Task details: Copy out the data in full and exactly, passing over the pictures.

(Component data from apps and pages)
------------------------------------------------------------------------
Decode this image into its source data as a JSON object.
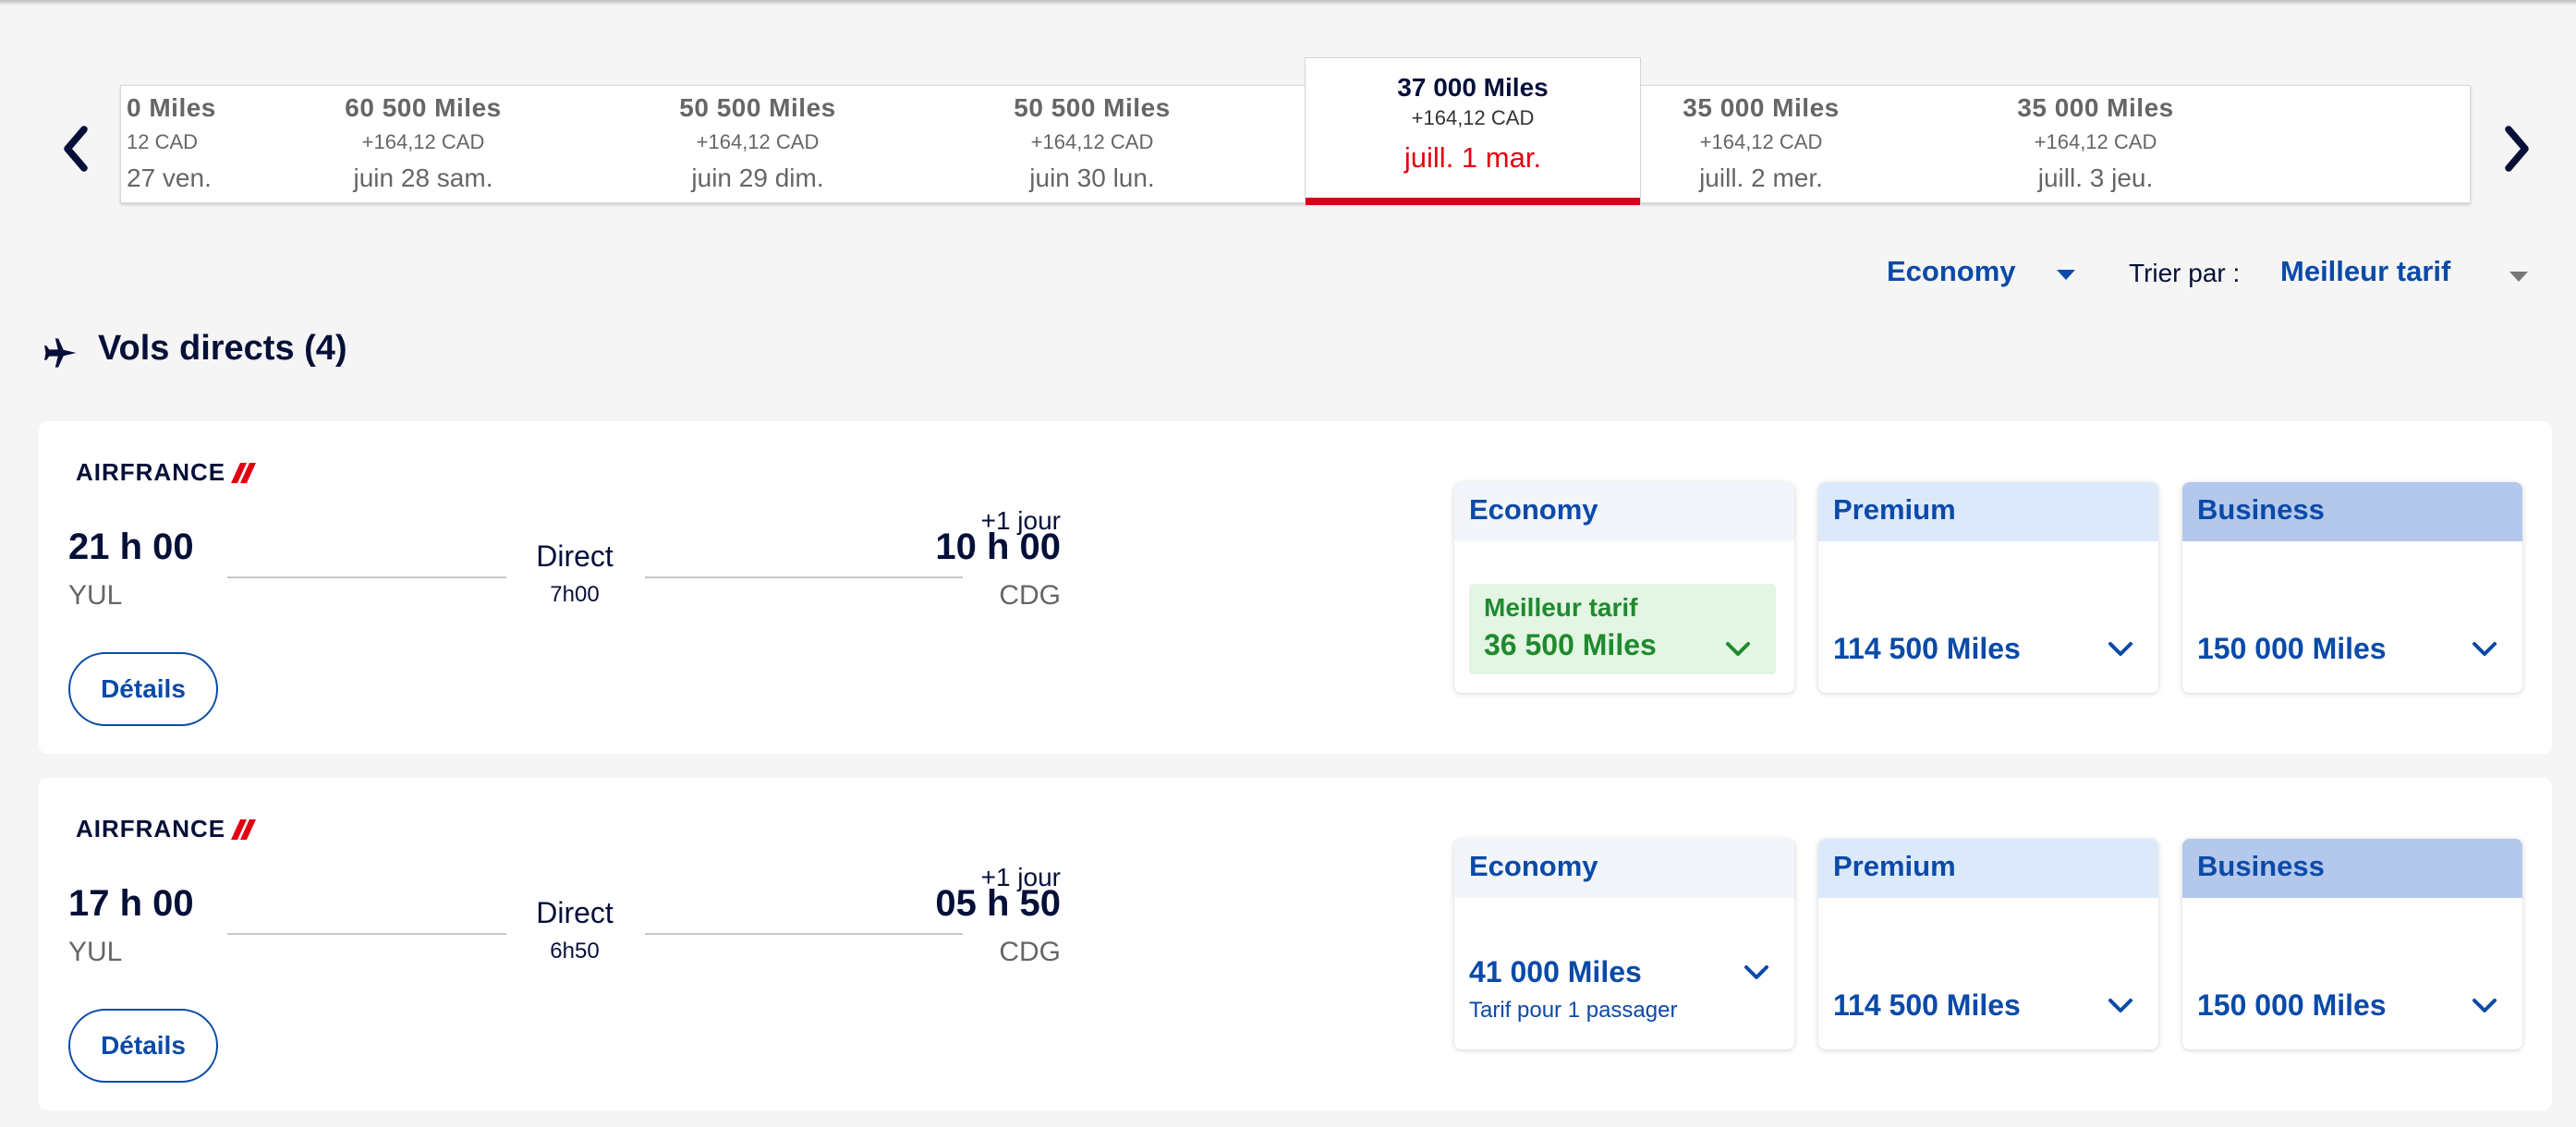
{
  "carousel": {
    "prev_icon": "chevron-left-icon",
    "next_icon": "chevron-right-icon",
    "days": [
      {
        "miles": "0  Miles",
        "cad": "12 CAD",
        "date": "27 ven."
      },
      {
        "miles": "60 500  Miles",
        "cad": "+164,12 CAD",
        "date": "juin 28 sam."
      },
      {
        "miles": "50 500  Miles",
        "cad": "+164,12 CAD",
        "date": "juin 29 dim."
      },
      {
        "miles": "50 500  Miles",
        "cad": "+164,12 CAD",
        "date": "juin 30 lun."
      },
      {
        "miles": "37 000  Miles",
        "cad": "+164,12 CAD",
        "date": "juill. 1 mar.",
        "selected": true
      },
      {
        "miles": "35 000  Miles",
        "cad": "+164,12 CAD",
        "date": "juill. 2 mer."
      },
      {
        "miles": "35 000  Miles",
        "cad": "+164,12 CAD",
        "date": "juill. 3 jeu."
      }
    ]
  },
  "filters": {
    "cabin": "Economy",
    "sort_label": "Trier par :",
    "sort_value": "Meilleur tarif"
  },
  "section": {
    "icon": "plane-icon",
    "title": "Vols directs (4)"
  },
  "flights": [
    {
      "airline": "AIRFRANCE",
      "departure_time": "21 h 00",
      "departure_code": "YUL",
      "stops": "Direct",
      "duration": "7h00",
      "arrival_plus": "+1 jour",
      "arrival_time": "10 h 00",
      "arrival_code": "CDG",
      "details": "Détails",
      "fares": {
        "economy": {
          "label": "Economy",
          "best_label": "Meilleur tarif",
          "price": "36 500  Miles"
        },
        "premium": {
          "label": "Premium",
          "price": "114 500  Miles"
        },
        "business": {
          "label": "Business",
          "price": "150 000  Miles"
        }
      }
    },
    {
      "airline": "AIRFRANCE",
      "departure_time": "17 h 00",
      "departure_code": "YUL",
      "stops": "Direct",
      "duration": "6h50",
      "arrival_plus": "+1 jour",
      "arrival_time": "05 h 50",
      "arrival_code": "CDG",
      "details": "Détails",
      "fares": {
        "economy": {
          "label": "Economy",
          "price": "41 000  Miles",
          "note": "Tarif pour 1 passager"
        },
        "premium": {
          "label": "Premium",
          "price": "114 500  Miles"
        },
        "business": {
          "label": "Business",
          "price": "150 000  Miles"
        }
      }
    }
  ],
  "colors": {
    "accent": "#0a4aa8",
    "navy": "#051039",
    "selected_red": "#d0021b",
    "best_green": "#1f8a2e"
  }
}
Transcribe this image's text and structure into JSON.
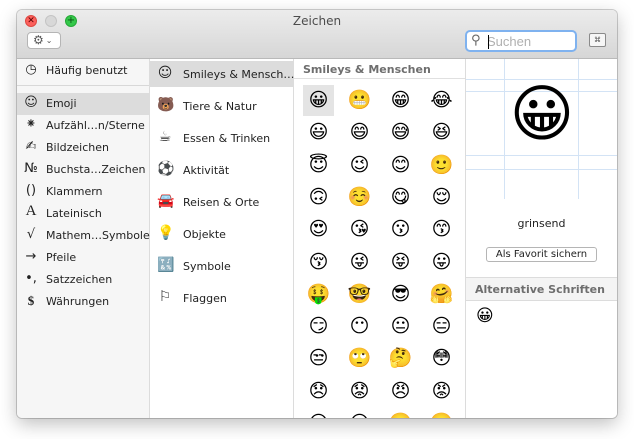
{
  "window": {
    "title": "Zeichen",
    "close_glyph": "✕",
    "zoom_glyph": "+"
  },
  "toolbar": {
    "gear_icon": "⚙",
    "gear_chevron": "⌄",
    "search_placeholder": "Suchen",
    "search_value": "",
    "search_icon": "⚲",
    "keyboard_viewer_icon": "⌘"
  },
  "sidebar": {
    "items": [
      {
        "icon": "◷",
        "label": "Häufig benutzt"
      },
      {
        "icon": "☺",
        "label": "Emoji"
      },
      {
        "icon": "⁕",
        "label": "Aufzähl…n/Sterne"
      },
      {
        "icon": "✍",
        "label": "Bildzeichen"
      },
      {
        "icon": "№",
        "label": "Buchsta…Zeichen"
      },
      {
        "icon": "()",
        "label": "Klammern"
      },
      {
        "icon": "A",
        "label": "Lateinisch"
      },
      {
        "icon": "√",
        "label": "Mathem…Symbole"
      },
      {
        "icon": "→",
        "label": "Pfeile"
      },
      {
        "icon": "•,",
        "label": "Satzzeichen"
      },
      {
        "icon": "$",
        "label": "Währungen"
      }
    ]
  },
  "categories": {
    "items": [
      {
        "icon": "☺",
        "label": "Smileys & Mensch…"
      },
      {
        "icon": "🐻",
        "label": "Tiere & Natur"
      },
      {
        "icon": "☕",
        "label": "Essen & Trinken"
      },
      {
        "icon": "⚽",
        "label": "Aktivität"
      },
      {
        "icon": "🚘",
        "label": "Reisen & Orte"
      },
      {
        "icon": "💡",
        "label": "Objekte"
      },
      {
        "icon": "🔣",
        "label": "Symbole"
      },
      {
        "icon": "⚐",
        "label": "Flaggen"
      }
    ]
  },
  "emoji_grid": {
    "header": "Smileys & Menschen",
    "rows": [
      [
        "😀",
        "😬",
        "😁",
        "😂"
      ],
      [
        "😃",
        "😄",
        "😅",
        "😆"
      ],
      [
        "😇",
        "😉",
        "😊",
        "🙂"
      ],
      [
        "🙃",
        "☺️",
        "😋",
        "😌"
      ],
      [
        "😍",
        "😘",
        "😗",
        "😙"
      ],
      [
        "😚",
        "😜",
        "😝",
        "😛"
      ],
      [
        "🤑",
        "🤓",
        "😎",
        "🤗"
      ],
      [
        "😏",
        "😶",
        "😐",
        "😑"
      ],
      [
        "😒",
        "🙄",
        "🤔",
        "😳"
      ],
      [
        "😞",
        "😟",
        "😠",
        "😡"
      ],
      [
        "😔",
        "😕",
        "🙁",
        "☹️"
      ]
    ]
  },
  "detail": {
    "preview_emoji": "😀",
    "name": "grinsend",
    "favorite_button": "Als Favorit sichern",
    "alt_header": "Alternative Schriften",
    "alt_glyph": "😀"
  }
}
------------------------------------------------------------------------
Completed exercise:
Decode this image into its source data as a JSON object.
{
  "carousel": {
    "prev_icon": "chevron-left-icon",
    "next_icon": "chevron-right-icon",
    "days": [
      {
        "miles": "0  Miles",
        "cad": "12 CAD",
        "date": "27 ven."
      },
      {
        "miles": "60 500  Miles",
        "cad": "+164,12 CAD",
        "date": "juin 28 sam."
      },
      {
        "miles": "50 500  Miles",
        "cad": "+164,12 CAD",
        "date": "juin 29 dim."
      },
      {
        "miles": "50 500  Miles",
        "cad": "+164,12 CAD",
        "date": "juin 30 lun."
      },
      {
        "miles": "37 000  Miles",
        "cad": "+164,12 CAD",
        "date": "juill. 1 mar.",
        "selected": true
      },
      {
        "miles": "35 000  Miles",
        "cad": "+164,12 CAD",
        "date": "juill. 2 mer."
      },
      {
        "miles": "35 000  Miles",
        "cad": "+164,12 CAD",
        "date": "juill. 3 jeu."
      }
    ]
  },
  "filters": {
    "cabin": "Economy",
    "sort_label": "Trier par :",
    "sort_value": "Meilleur tarif"
  },
  "section": {
    "icon": "plane-icon",
    "title": "Vols directs (4)"
  },
  "flights": [
    {
      "airline": "AIRFRANCE",
      "departure_time": "21 h 00",
      "departure_code": "YUL",
      "stops": "Direct",
      "duration": "7h00",
      "arrival_plus": "+1 jour",
      "arrival_time": "10 h 00",
      "arrival_code": "CDG",
      "details": "Détails",
      "fares": {
        "economy": {
          "label": "Economy",
          "best_label": "Meilleur tarif",
          "price": "36 500  Miles"
        },
        "premium": {
          "label": "Premium",
          "price": "114 500  Miles"
        },
        "business": {
          "label": "Business",
          "price": "150 000  Miles"
        }
      }
    },
    {
      "airline": "AIRFRANCE",
      "departure_time": "17 h 00",
      "departure_code": "YUL",
      "stops": "Direct",
      "duration": "6h50",
      "arrival_plus": "+1 jour",
      "arrival_time": "05 h 50",
      "arrival_code": "CDG",
      "details": "Détails",
      "fares": {
        "economy": {
          "label": "Economy",
          "price": "41 000  Miles",
          "note": "Tarif pour 1 passager"
        },
        "premium": {
          "label": "Premium",
          "price": "114 500  Miles"
        },
        "business": {
          "label": "Business",
          "price": "150 000  Miles"
        }
      }
    }
  ],
  "colors": {
    "accent": "#0a4aa8",
    "navy": "#051039",
    "selected_red": "#d0021b",
    "best_green": "#1f8a2e"
  }
}
Transcribe this image's text and structure into JSON.
{
  "window": {
    "title": "Zeichen",
    "close_glyph": "✕",
    "zoom_glyph": "+"
  },
  "toolbar": {
    "gear_icon": "⚙",
    "gear_chevron": "⌄",
    "search_placeholder": "Suchen",
    "search_value": "",
    "search_icon": "⚲",
    "keyboard_viewer_icon": "⌘"
  },
  "sidebar": {
    "items": [
      {
        "icon": "◷",
        "label": "Häufig benutzt"
      },
      {
        "icon": "☺",
        "label": "Emoji"
      },
      {
        "icon": "⁕",
        "label": "Aufzähl…n/Sterne"
      },
      {
        "icon": "✍",
        "label": "Bildzeichen"
      },
      {
        "icon": "№",
        "label": "Buchsta…Zeichen"
      },
      {
        "icon": "()",
        "label": "Klammern"
      },
      {
        "icon": "A",
        "label": "Lateinisch"
      },
      {
        "icon": "√",
        "label": "Mathem…Symbole"
      },
      {
        "icon": "→",
        "label": "Pfeile"
      },
      {
        "icon": "•,",
        "label": "Satzzeichen"
      },
      {
        "icon": "$",
        "label": "Währungen"
      }
    ]
  },
  "categories": {
    "items": [
      {
        "icon": "☺",
        "label": "Smileys & Mensch…"
      },
      {
        "icon": "🐻",
        "label": "Tiere & Natur"
      },
      {
        "icon": "☕",
        "label": "Essen & Trinken"
      },
      {
        "icon": "⚽",
        "label": "Aktivität"
      },
      {
        "icon": "🚘",
        "label": "Reisen & Orte"
      },
      {
        "icon": "💡",
        "label": "Objekte"
      },
      {
        "icon": "🔣",
        "label": "Symbole"
      },
      {
        "icon": "⚐",
        "label": "Flaggen"
      }
    ]
  },
  "emoji_grid": {
    "header": "Smileys & Menschen",
    "rows": [
      [
        "😀",
        "😬",
        "😁",
        "😂"
      ],
      [
        "😃",
        "😄",
        "😅",
        "😆"
      ],
      [
        "😇",
        "😉",
        "😊",
        "🙂"
      ],
      [
        "🙃",
        "☺️",
        "😋",
        "😌"
      ],
      [
        "😍",
        "😘",
        "😗",
        "😙"
      ],
      [
        "😚",
        "😜",
        "😝",
        "😛"
      ],
      [
        "🤑",
        "🤓",
        "😎",
        "🤗"
      ],
      [
        "😏",
        "😶",
        "😐",
        "😑"
      ],
      [
        "😒",
        "🙄",
        "🤔",
        "😳"
      ],
      [
        "😞",
        "😟",
        "😠",
        "😡"
      ],
      [
        "😔",
        "😕",
        "🙁",
        "☹️"
      ]
    ]
  },
  "detail": {
    "preview_emoji": "😀",
    "name": "grinsend",
    "favorite_button": "Als Favorit sichern",
    "alt_header": "Alternative Schriften",
    "alt_glyph": "😀"
  }
}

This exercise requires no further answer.